I often read of incidents of misunderstanding or conflict. I'm left puzzled. Why do these people create mistrust and problems, especially with those from other races?
I was growing up in Kuala Lumpur in the early 1960s,when children from different races and religions played and studied together in harmony. At that time my family lived a stone's throw from Ismail's. And no one was bothered that Ismail was a Malay Muslim and I was an Indian Hindu-we just accepted our differences. Perhaps,our elders had not filled our heads with unnecessary advice, well meant or otherwise.
We were nine when we became friends. During the school holidays, we 'd explore the countryside on our bicycles,hoping to come across the unexpected. At times Ismail would accompany my family as we made a rare shopping trip to town. We would be glad of his company.
When I was twelve, my family moved to Johor. Ismail's family later returned to their village, and I lost touch with him.
One spring afternoon in 1983, I stopped a taxi in Kuala Lumpur. I stated my destination. The driver acknowledged my instructions but did not move off. Instead, he looked fixedly at me. "Raddar?" he said, using my childhood nickname (绰号).I was astonished at being so familiarly addressed (称呼).Unexpectedly! It was Ismail! Even after two decades we still recognized each other. Grasping his shoulder, I felt a true affection, something possible to describe.
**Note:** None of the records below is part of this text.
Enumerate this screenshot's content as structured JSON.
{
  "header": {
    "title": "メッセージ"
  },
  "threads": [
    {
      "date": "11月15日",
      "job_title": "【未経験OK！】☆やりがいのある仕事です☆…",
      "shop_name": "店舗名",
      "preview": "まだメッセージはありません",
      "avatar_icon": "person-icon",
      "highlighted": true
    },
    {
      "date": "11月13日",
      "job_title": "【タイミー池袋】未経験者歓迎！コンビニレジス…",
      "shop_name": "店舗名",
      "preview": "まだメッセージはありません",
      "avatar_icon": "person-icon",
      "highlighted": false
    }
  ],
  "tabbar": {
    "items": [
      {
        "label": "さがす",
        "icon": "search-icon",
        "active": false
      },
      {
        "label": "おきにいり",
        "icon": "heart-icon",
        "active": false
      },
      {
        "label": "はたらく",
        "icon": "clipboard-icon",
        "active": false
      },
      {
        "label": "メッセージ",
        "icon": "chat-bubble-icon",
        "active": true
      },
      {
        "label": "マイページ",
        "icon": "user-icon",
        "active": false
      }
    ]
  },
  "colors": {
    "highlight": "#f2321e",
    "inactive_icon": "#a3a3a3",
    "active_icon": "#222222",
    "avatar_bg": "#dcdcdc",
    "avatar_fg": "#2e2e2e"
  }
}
If we can allow our children to be themselves without prejudice, they'll build friendships with people,regardless of race or religion, who will be by their side through thick and thin. On such friendships are societies built and then we can truly be, as William Shakespeare once wrote, "We happy few. We band of brothers".